Technology and Morality in Shelley's Frankenstein - The Advancement of Science

1156 words - 5 pages Frankenstein and the Advancement of Science       Science is nothing more than facts and principles that have been accepted on the basis of the knowledge gained by a systematic study. The scientific process is the common, basic pathway to this discovery of knowledge. The good or evil implications resulting from knowledge is not the primary concern of the scientist, though these implications can have a powerful impact. Mary Shelley's

Prejudice and Pride Illustrated in Mary Shelley's Frankenstein

1450 words - 6 pages thematic core of Mary Shelley’s “Frankenstein: The Modern Prometheus” (Austen). This tormented narrative explores the destructive powers of these two isolating traits. Pride, an unreasonable and inordinate self-esteem and ego, and prejudice, a lack of empathy and negative bias against an individual, both prevent the human characters in “Frankenstein” from exercising objectivity and openness towards the monster. Pride by the monster’s creator, and

Technology and Morality in Shelley's Frankenstein - Is Knowledge Always Evil?

973 words - 4 pages to pain you become. Who needs to have the knowledge possessed by God or the knowledge of creation from nothing? Frankenstein "...ardently desired the acquisition of knowledge" and later came to realize "...how dangerous is the acquirement of knowledge."   In Mary Shelley's Frankenstein we learn very quickly how Frankenstein's search for knowledge turned him from an "intelligent being" to a fearful and hateful madman. At the same time

Similar Essays

The Significance Of Different Relationships In "Fathers And Sons" By Ivan Turgenev

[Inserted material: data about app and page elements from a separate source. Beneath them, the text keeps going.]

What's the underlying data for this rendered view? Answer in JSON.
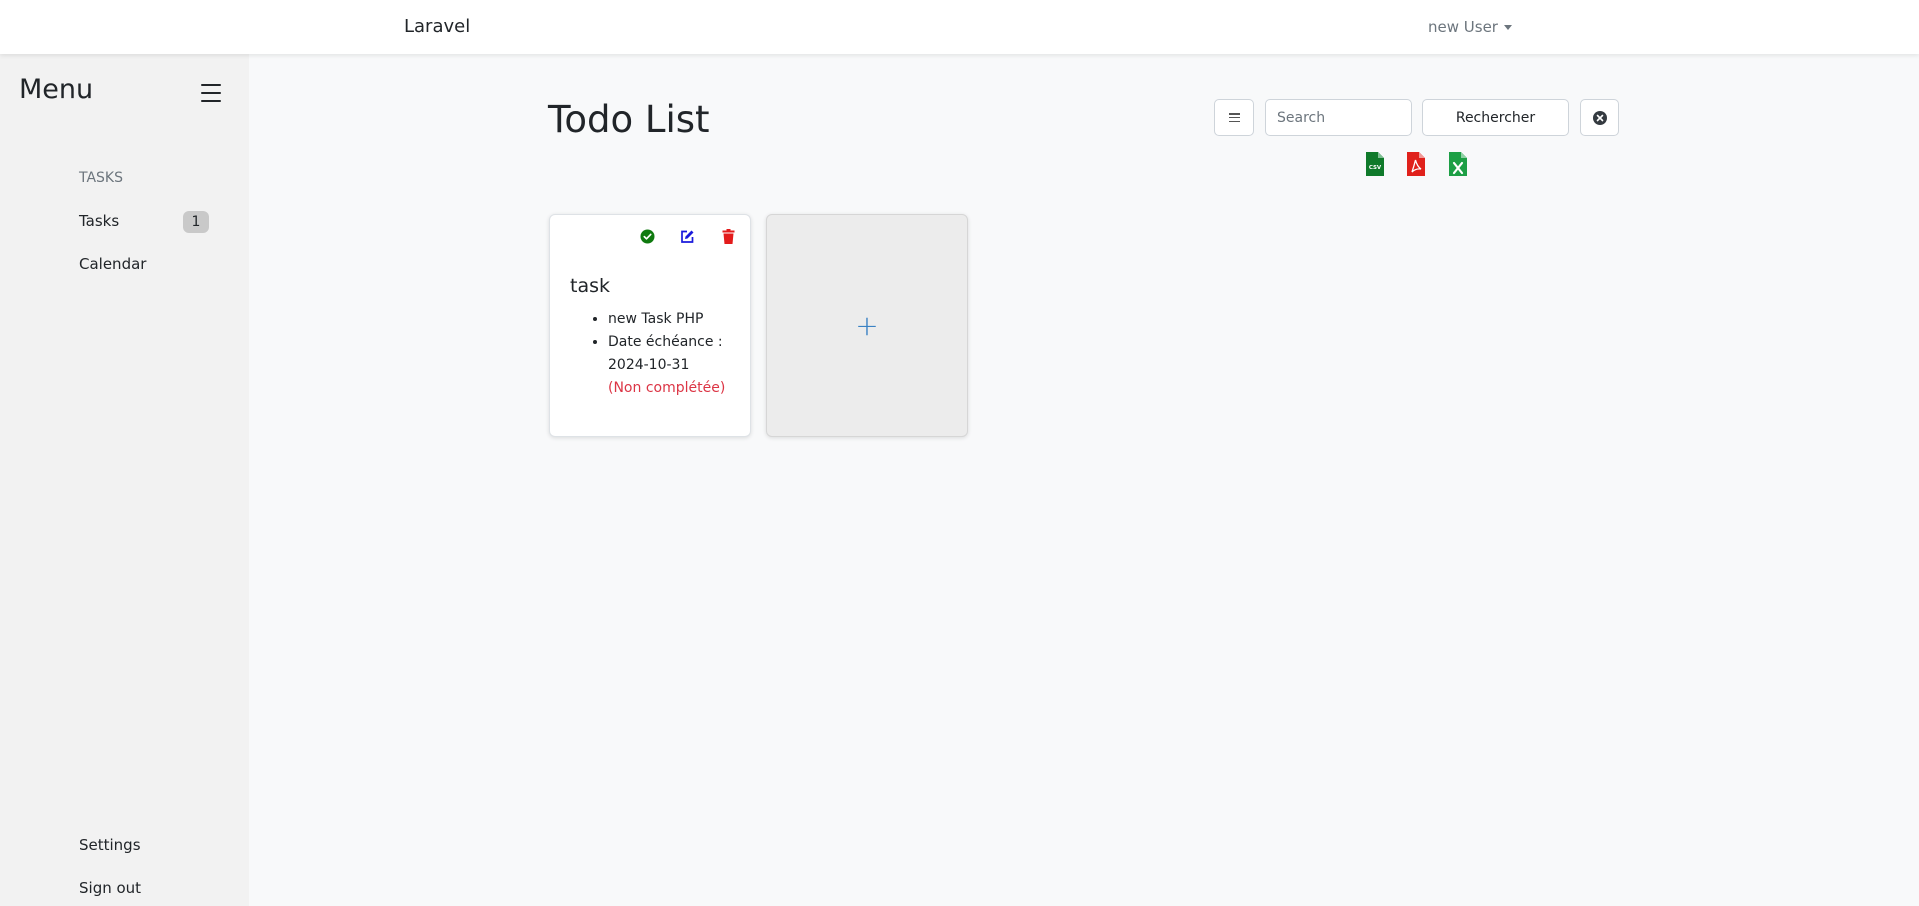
{
  "navbar": {
    "brand": "Laravel",
    "user": "new User"
  },
  "sidebar": {
    "title": "Menu",
    "section_heading": "TASKS",
    "items": [
      {
        "label": "Tasks",
        "badge": "1"
      },
      {
        "label": "Calendar"
      }
    ],
    "footer_items": [
      {
        "label": "Settings"
      },
      {
        "label": "Sign out"
      }
    ]
  },
  "main": {
    "title": "Todo List",
    "search": {
      "placeholder": "Search",
      "value": "",
      "button_label": "Rechercher"
    },
    "export_icons": [
      "csv-file-icon",
      "pdf-file-icon",
      "excel-file-icon"
    ],
    "tasks": [
      {
        "title": "task",
        "description": "new Task PHP",
        "due_label": "Date échéance :",
        "due_date": "2024-10-31",
        "status": "(Non complétée)"
      }
    ],
    "add_label": "+"
  },
  "colors": {
    "complete": "#0f7a0f",
    "edit": "#1a1adb",
    "delete": "#e31b1b",
    "status_incomplete": "#dc3545",
    "csv": "#0f7a2a",
    "pdf": "#e0211b",
    "excel": "#1d9f45",
    "add_plus": "#3b82c4"
  }
}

1464 words - 6 pages outside of his nihilistic point-of-view, even falling in love, which he formerly looked down upon. As Pavel Petrovich once said, “The human personality must be as strong as a rock, because everything is built on it.” [p. 49] If Bazarov acted like an arrogant jerk throughout the entire book, with no character development whatsoever… There weren’t be much purpose in reading this, would there?Sources:Turgenev, Ivan, Fathers and Sons. Whitefish: Kessinger Publishing, 2005

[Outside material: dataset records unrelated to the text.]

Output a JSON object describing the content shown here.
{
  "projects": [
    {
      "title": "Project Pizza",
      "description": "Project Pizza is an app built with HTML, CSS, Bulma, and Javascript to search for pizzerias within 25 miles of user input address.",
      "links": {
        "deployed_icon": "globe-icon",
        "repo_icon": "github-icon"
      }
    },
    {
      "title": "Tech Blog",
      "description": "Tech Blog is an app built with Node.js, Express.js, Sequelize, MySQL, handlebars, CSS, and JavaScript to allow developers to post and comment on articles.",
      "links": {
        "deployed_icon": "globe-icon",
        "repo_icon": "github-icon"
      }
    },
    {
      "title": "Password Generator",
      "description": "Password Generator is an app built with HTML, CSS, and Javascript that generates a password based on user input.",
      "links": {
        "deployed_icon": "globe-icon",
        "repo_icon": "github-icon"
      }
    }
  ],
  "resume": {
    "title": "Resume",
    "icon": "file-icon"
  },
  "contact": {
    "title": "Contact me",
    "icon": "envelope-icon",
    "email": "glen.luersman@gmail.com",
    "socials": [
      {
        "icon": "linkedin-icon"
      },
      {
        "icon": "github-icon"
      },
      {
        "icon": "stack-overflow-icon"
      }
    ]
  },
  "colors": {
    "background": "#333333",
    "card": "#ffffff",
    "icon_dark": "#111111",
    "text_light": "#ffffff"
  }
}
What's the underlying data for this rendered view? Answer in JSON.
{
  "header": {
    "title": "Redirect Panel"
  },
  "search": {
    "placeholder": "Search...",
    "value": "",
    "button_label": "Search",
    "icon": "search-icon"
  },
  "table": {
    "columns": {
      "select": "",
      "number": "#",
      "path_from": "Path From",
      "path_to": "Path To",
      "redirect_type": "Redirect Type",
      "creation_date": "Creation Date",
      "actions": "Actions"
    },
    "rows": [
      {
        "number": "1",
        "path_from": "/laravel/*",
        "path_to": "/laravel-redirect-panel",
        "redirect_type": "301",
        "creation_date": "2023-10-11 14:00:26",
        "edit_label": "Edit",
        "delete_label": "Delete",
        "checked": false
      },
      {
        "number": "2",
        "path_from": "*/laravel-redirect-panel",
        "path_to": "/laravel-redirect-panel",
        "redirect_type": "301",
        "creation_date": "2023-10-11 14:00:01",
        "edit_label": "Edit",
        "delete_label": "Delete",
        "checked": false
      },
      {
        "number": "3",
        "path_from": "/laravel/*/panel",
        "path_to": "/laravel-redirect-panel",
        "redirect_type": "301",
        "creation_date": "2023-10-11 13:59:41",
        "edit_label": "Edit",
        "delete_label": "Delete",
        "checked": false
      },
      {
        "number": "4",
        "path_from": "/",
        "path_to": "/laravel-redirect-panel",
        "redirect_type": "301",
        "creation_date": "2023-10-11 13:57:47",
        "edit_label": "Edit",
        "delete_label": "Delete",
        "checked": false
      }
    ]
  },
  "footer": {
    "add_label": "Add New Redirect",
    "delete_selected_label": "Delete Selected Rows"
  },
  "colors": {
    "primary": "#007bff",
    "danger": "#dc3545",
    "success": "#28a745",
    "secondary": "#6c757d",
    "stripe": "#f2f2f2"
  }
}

A Reflection On The Defeat Of Power In Fathers And Sons By Turgenev

2184 words - 9 pages A Reflection on the Defeat of Power When asked about his thoughts regarding the great men and women of society, George Bernard Shaw replied, “...they don’t exist. We believe in them a lot like we used to believe in unicorns and dragons. The greatest man or woman is ninety-nine percent just like yourself” (George). This concept remains hard to keep in accord with human nature. In the novel Fathers and Sons, Russian author, Turgenev, enshrines

Synthesis Of Ivan Turgenev's Fathers And Sons

1524 words - 6 pages Fathers and Sons by Russian author, Ivan Turgenev, is set in the Russian countryside in the mid 1900’s. The novel tells the story of a new coming belief and religion that causes a lot of tumult between the age generations in the country. The older individuals continue to follow tradition, while most of the younger generation starts believing a new belief: nihilism. We generally define nihilism as “the rejection of all religious and moral

Turgenev Russian Literature "Fathers And Sons" Essay Deals With The Revolutionary Ideas Of The Period And How They Translate Into Everyday Life

2067 words - 8 pages of the vehicle by which Turgenev expressed a concept that had not yet been expressed in Russian literature, that of the gap between the conservative reforming of the fathers and the radical revolutionizing of the children (sons). (http://www.richmond.edu/~dhocutt/bazarov/negation.htm). It is strange that this book was seemingly disliked by everybody, but created fervor within the Russian intellectual society. It is the misunderstanding of the book